Four Elements of Her Life
According to Fr. Sullivan, there are four main elements of St. Teresa Benedicta’s life that stand out:
- The first notable component of her spirituality is her practice of prayer. She describes it as “the communication of the soul with God.” She continues, “God is love and love is goodness giving itself away. It is a fullness of being that does not want to remain enclosed in itself, but rather to share itself with others, to give itself to them, and to make them happy.” (St. Teresa Benedicta, Love for Love) She says we should prioritize the exercise of love before all else and work to repay the love given by God.

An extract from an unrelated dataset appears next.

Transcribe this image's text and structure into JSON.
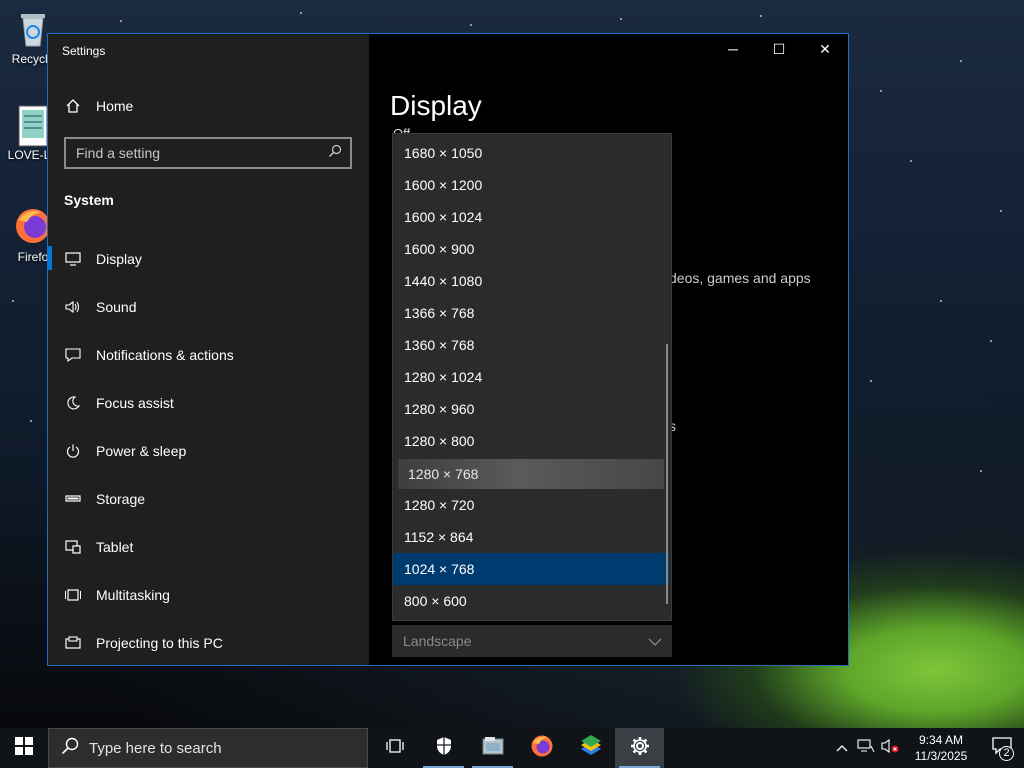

- The Cross was also an important part of her life. When Edith Stein took her religious name, she asked for the subtitle “of the Cross” deliberately. It is a play on words, as the Latin for Benedicta is blessed, making her name to mean “Teresa blessed by the Cross.” Fr. Sullivan says that she relied on the Cross to transform her life positively, not because she dwelled on the suffering, but because she expected the Resurrection to follow. While studying St. John of the Cross in 1941, she wrote to a friend, “One can only gain a scientia crucis (knowledge of the cross) if one has thoroughly experienced the cross. I have been convinced of this from the first moment onward and have said with all my heart: ‘Ave, Crux, Spes unica’ ( I welcome you, Cross, our only hope)”
- In St. Teresa Benedicta’s story, we observe a lifelong pursuit of the truth. Her whole life was an effort at discovering the truth, which she found in Christ, and she persevered until death. Because she herself underwent an atheistic phase from the time she was 15 until age 30, she had compassion and understanding for those who were searching and had not yet arrived at this Truth. She was known to have said “Have patience with yourself – God has it too.” She also said, “God is Truth and all who seek after truth seek after God, whether they know it or not.”
- Lastly, Fr. Sullivan says a hallmark of St. Teresa’s life was her wisdom. Her writings contain scores of truth and wisdom which can guide us today. To answer the question, “What is wisdom?” Fr. Sullivan explains that it is “truth with experience.” St. Teresa Benedicta’s knowledge and insight certainly fits this definition. Her mission on earth was to guide people by sharing her own wisdom, and she undoubtedly continues this mission while in heaven.
Begin Each New Day Like a New Life
This prayerful reflection is a practical bit of wisdom taken from her writings which describes how we can handle the difficulties and failures that we sometimes encounter when working for the Kingdom of heaven: “The Lord is indeed there and can give us in a single moment what we need. Thus, the remainder of the day will continue, perhaps in great fatigue and laboriousness, but in peace. And when night comes and retrospect shows that everything was patchwork, and much which one had planned left undone, when so many things rouse shame and regret; then take all as it is, lay it in God’s hands, and offer it up to God. In this way, we will be able to rest in God, actually rest, and begin the new day like a new life.”